[Dataset rows for apps and sites]
____________________
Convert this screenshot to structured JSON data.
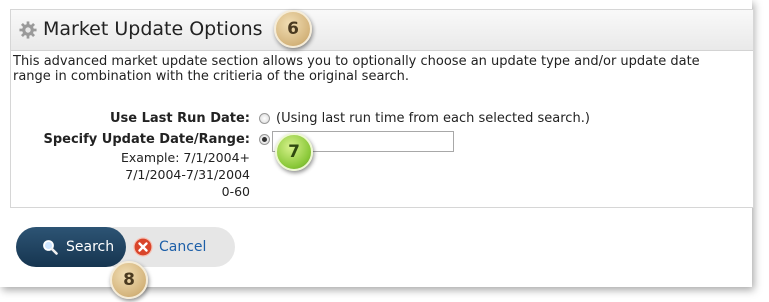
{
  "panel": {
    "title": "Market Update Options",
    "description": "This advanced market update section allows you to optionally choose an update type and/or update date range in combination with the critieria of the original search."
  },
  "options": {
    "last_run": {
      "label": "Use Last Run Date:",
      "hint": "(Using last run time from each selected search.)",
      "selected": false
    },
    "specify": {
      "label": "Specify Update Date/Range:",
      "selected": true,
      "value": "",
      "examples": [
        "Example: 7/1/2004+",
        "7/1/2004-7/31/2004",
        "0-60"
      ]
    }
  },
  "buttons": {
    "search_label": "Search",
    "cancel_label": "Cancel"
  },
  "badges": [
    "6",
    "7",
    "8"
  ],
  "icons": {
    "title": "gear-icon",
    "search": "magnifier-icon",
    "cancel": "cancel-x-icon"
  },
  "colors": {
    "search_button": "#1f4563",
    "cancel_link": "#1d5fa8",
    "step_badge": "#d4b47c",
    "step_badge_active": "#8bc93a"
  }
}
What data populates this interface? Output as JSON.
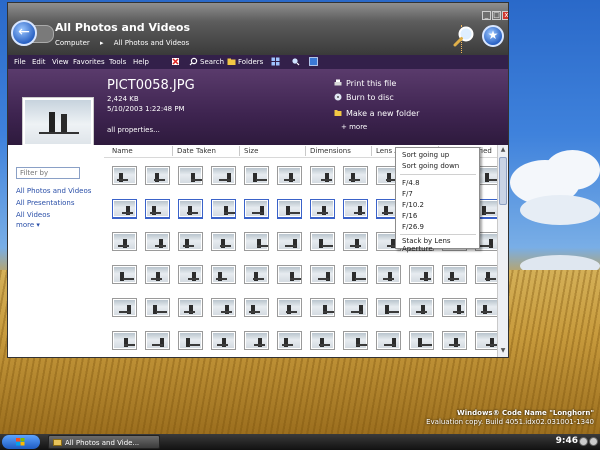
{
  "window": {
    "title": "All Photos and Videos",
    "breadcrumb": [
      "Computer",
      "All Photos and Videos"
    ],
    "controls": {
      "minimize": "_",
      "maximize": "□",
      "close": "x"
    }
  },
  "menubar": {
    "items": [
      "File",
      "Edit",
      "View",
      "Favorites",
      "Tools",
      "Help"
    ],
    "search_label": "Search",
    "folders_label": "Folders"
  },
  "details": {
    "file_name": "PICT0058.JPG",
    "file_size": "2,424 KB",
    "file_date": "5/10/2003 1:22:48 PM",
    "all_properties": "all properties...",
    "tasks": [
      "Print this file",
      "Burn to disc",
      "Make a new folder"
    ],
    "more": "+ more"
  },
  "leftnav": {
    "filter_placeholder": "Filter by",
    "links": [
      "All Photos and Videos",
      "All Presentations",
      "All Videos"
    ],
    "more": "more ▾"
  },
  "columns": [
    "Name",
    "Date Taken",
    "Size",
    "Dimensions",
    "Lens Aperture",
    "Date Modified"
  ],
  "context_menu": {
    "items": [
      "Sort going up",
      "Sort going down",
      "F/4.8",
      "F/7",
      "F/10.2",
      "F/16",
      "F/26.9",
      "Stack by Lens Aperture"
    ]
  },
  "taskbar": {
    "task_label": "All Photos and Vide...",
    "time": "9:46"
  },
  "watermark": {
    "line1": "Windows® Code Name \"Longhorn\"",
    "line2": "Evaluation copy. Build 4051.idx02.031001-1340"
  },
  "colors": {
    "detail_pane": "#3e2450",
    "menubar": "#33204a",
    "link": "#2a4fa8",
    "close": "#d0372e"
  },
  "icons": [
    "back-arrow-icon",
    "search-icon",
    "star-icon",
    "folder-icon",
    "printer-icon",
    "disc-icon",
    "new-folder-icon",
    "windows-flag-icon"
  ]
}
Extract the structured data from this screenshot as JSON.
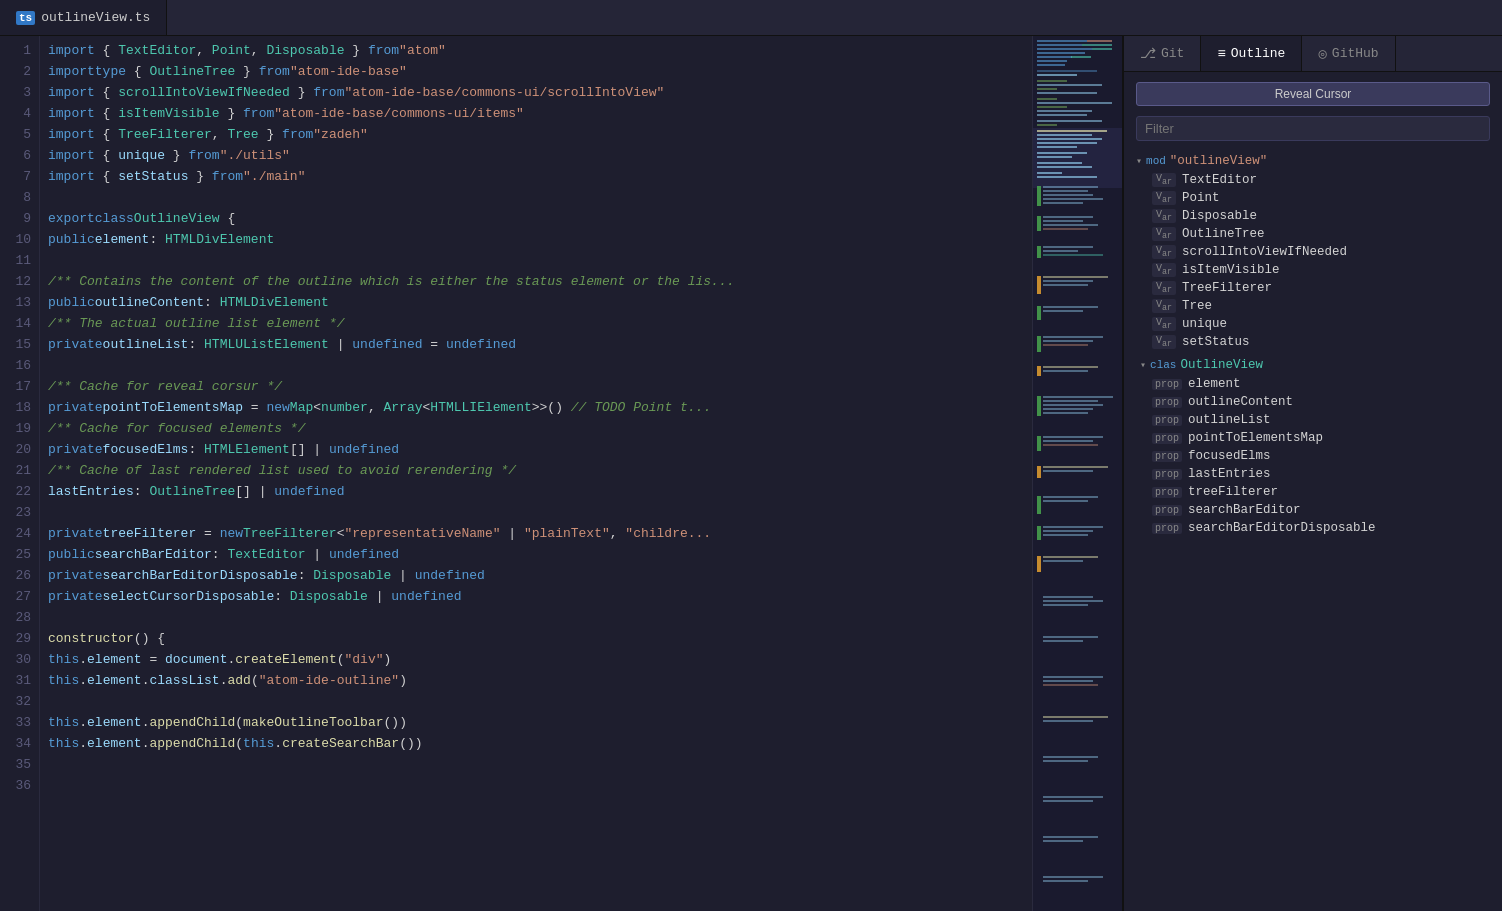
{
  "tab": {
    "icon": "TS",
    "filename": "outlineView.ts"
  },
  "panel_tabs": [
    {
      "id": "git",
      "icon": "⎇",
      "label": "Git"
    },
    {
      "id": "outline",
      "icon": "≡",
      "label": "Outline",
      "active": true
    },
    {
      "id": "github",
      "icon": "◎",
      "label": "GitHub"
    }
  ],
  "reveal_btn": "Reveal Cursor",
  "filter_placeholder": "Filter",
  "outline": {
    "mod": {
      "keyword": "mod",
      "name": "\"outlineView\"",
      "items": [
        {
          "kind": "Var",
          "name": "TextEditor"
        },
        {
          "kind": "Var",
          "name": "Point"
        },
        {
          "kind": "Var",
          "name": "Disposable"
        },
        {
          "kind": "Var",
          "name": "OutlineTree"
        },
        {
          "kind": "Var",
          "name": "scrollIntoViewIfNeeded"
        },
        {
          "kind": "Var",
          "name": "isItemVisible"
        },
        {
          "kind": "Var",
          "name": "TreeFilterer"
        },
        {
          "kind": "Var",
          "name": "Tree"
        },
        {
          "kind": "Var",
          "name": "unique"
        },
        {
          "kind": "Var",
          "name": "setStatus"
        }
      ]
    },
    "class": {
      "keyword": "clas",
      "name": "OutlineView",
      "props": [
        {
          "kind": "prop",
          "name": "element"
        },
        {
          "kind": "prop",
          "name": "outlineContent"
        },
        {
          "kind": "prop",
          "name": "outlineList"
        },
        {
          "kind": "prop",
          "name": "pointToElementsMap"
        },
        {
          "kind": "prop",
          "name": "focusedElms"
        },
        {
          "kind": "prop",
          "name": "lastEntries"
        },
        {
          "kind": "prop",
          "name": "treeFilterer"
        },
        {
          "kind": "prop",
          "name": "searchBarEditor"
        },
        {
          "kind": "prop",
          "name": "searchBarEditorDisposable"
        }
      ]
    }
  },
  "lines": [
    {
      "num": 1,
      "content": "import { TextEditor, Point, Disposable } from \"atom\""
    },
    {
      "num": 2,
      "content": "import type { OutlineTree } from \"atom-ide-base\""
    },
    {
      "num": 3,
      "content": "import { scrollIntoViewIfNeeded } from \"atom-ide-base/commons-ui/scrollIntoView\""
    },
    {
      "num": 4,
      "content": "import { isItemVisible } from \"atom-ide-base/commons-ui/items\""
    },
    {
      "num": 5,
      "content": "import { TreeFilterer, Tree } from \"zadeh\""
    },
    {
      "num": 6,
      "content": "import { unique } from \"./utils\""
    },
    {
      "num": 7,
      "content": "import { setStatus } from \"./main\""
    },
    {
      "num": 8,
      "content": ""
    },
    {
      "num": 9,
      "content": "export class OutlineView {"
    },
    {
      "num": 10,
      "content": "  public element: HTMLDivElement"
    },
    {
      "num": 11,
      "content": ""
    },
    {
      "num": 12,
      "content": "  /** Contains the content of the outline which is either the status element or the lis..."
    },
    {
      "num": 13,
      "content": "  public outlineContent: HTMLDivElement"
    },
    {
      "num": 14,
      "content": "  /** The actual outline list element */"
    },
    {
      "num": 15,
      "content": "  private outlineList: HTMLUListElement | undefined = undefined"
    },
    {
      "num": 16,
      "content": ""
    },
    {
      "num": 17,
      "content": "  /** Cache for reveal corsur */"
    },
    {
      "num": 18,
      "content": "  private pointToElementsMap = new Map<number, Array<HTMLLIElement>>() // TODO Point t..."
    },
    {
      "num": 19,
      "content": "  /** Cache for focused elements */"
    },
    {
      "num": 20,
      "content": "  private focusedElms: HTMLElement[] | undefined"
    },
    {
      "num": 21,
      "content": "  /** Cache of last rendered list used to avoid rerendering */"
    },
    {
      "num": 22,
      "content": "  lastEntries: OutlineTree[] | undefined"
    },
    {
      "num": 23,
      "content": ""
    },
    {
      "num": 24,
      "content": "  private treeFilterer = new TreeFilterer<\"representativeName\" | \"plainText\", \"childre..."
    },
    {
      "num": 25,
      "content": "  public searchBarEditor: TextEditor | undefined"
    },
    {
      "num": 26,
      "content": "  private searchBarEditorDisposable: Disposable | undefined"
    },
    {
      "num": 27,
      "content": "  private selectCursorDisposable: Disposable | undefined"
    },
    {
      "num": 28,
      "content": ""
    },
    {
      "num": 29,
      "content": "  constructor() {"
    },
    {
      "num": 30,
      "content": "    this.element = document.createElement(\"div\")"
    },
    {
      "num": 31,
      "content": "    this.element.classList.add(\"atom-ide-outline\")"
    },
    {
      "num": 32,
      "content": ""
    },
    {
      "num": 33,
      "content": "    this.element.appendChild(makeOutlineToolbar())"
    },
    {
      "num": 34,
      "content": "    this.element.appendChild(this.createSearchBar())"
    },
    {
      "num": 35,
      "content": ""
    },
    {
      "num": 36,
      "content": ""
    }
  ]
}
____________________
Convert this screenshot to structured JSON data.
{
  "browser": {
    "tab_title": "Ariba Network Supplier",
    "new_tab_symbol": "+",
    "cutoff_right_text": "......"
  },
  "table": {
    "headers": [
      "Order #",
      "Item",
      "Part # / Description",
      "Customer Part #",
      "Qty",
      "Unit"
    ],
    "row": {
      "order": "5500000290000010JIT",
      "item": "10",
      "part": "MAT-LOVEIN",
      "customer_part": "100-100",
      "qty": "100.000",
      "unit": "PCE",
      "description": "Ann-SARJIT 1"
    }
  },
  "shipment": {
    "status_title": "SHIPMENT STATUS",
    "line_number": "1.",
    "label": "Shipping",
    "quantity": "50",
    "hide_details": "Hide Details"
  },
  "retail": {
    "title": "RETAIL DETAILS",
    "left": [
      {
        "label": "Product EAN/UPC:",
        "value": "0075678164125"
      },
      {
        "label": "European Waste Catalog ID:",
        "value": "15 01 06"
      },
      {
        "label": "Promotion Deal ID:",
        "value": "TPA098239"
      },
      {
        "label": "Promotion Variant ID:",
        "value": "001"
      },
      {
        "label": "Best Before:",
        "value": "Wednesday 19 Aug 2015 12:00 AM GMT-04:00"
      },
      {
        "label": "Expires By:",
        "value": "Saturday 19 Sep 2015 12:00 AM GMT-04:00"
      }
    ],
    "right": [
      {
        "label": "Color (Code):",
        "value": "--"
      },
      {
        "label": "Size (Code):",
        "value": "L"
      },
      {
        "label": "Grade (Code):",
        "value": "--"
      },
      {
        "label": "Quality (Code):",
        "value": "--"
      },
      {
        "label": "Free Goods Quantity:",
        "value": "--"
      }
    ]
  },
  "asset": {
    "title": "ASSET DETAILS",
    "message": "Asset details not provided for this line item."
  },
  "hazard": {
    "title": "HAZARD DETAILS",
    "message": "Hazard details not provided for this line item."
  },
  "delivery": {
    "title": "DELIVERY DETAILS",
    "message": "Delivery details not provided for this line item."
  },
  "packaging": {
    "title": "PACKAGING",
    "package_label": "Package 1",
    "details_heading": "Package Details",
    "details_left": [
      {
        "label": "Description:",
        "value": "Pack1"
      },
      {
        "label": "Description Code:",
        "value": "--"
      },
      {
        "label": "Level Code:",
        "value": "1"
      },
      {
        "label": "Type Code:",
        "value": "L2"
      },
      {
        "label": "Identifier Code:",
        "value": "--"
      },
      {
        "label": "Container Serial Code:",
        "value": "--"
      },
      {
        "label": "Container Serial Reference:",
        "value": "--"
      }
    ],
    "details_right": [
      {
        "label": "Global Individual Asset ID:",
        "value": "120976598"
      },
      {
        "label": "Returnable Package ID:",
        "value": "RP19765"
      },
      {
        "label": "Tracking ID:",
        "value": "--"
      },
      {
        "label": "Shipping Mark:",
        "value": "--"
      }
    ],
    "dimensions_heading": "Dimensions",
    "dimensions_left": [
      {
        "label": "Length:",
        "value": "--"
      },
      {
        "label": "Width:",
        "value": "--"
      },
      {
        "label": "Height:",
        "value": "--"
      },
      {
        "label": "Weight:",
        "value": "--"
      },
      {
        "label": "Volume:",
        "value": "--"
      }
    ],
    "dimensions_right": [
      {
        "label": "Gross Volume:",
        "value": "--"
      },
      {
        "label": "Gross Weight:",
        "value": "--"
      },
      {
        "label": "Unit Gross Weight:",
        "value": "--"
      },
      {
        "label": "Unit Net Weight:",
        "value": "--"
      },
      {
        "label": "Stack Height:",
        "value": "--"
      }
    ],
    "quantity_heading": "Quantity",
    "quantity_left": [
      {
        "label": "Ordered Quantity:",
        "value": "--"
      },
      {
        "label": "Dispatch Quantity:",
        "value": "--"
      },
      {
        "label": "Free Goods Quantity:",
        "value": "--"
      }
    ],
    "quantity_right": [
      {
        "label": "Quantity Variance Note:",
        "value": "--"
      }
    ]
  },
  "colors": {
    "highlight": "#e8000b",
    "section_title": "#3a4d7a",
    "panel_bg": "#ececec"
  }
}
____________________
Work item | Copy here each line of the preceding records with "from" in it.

Solution for this problem |
      "hint": "(Using last run time from each selected search.)",
Extract the structured data from this screenshot as JSON.
      "content": "import { TextEditor, Point, Disposable } from \"atom\""
      "content": "import type { OutlineTree } from \"atom-ide-base\""
      "content": "import { scrollIntoViewIfNeeded } from \"atom-ide-base/commons-ui/scrollIntoView\""
      "content": "import { isItemVisible } from \"atom-ide-base/commons-ui/items\""
      "content": "import { TreeFilterer, Tree } from \"zadeh\""
      "content": "import { unique } from \"./utils\""
      "content": "import { setStatus } from \"./main\""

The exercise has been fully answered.